MATERIAL TO PROCESS below:

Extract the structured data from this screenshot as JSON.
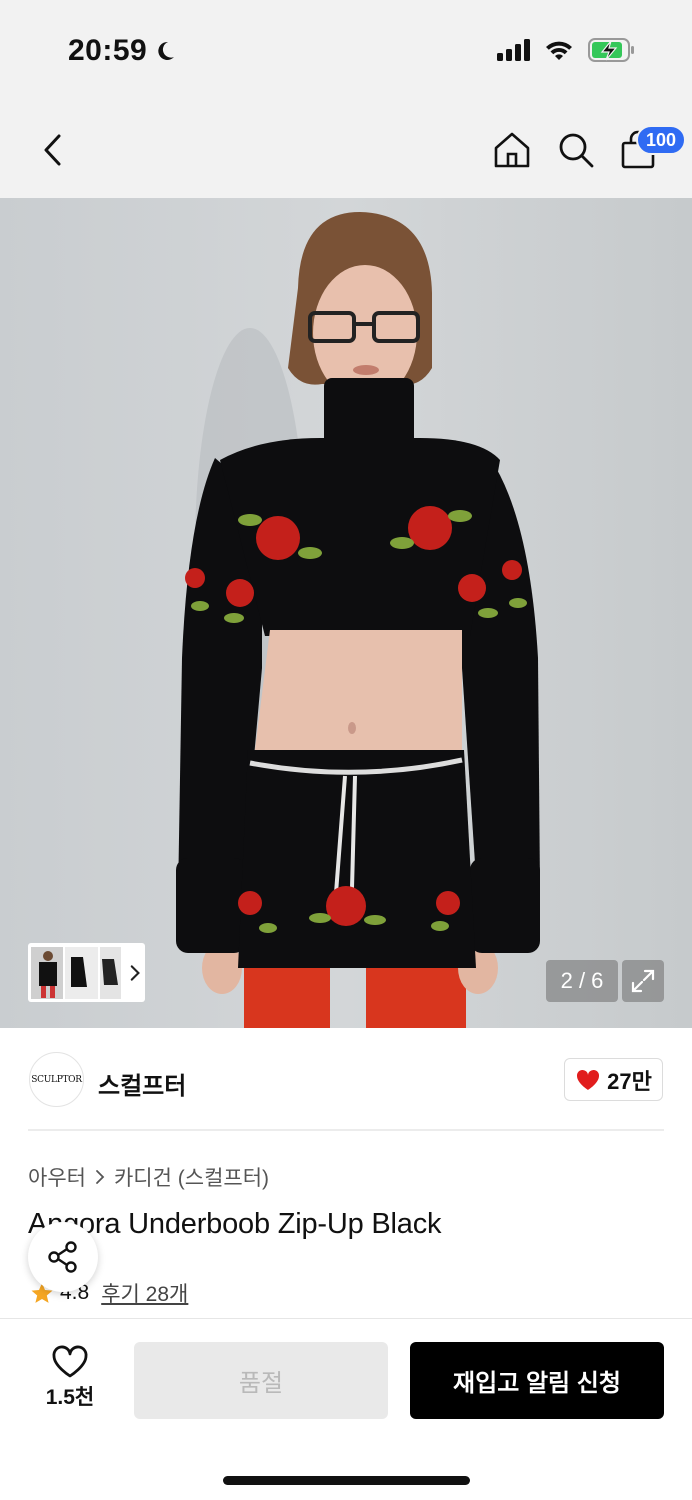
{
  "status_bar": {
    "time": "20:59"
  },
  "nav": {
    "cart_count": "100"
  },
  "gallery": {
    "counter": "2 / 6"
  },
  "brand": {
    "logo_text": "SCULPTOR",
    "name": "스컬프터",
    "likes": "27만"
  },
  "breadcrumb": {
    "level1": "아우터",
    "level2": "카디건 (스컬프터)"
  },
  "product": {
    "title": "Angora Underboob Zip-Up Black",
    "rating": "4.8",
    "reviews": "후기 28개"
  },
  "bottom_bar": {
    "wish_count": "1.5천",
    "soldout_label": "품절",
    "restock_label": "재입고 알림 신청"
  },
  "colors": {
    "accent_blue": "#2f6bf3",
    "heart_red": "#e11d1d",
    "star": "#f5a623",
    "battery_green": "#34c759"
  }
}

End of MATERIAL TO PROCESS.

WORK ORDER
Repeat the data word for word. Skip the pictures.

ANSWER FOR THE TASK
Extract the structured data from this screenshot as JSON.
{
  "status_bar": {
    "time": "20:59"
  },
  "nav": {
    "cart_count": "100"
  },
  "gallery": {
    "counter": "2 / 6"
  },
  "brand": {
    "logo_text": "SCULPTOR",
    "name": "스컬프터",
    "likes": "27만"
  },
  "breadcrumb": {
    "level1": "아우터",
    "level2": "카디건 (스컬프터)"
  },
  "product": {
    "title": "Angora Underboob Zip-Up Black",
    "rating": "4.8",
    "reviews": "후기 28개"
  },
  "bottom_bar": {
    "wish_count": "1.5천",
    "soldout_label": "품절",
    "restock_label": "재입고 알림 신청"
  },
  "colors": {
    "accent_blue": "#2f6bf3",
    "heart_red": "#e11d1d",
    "star": "#f5a623",
    "battery_green": "#34c759"
  }
}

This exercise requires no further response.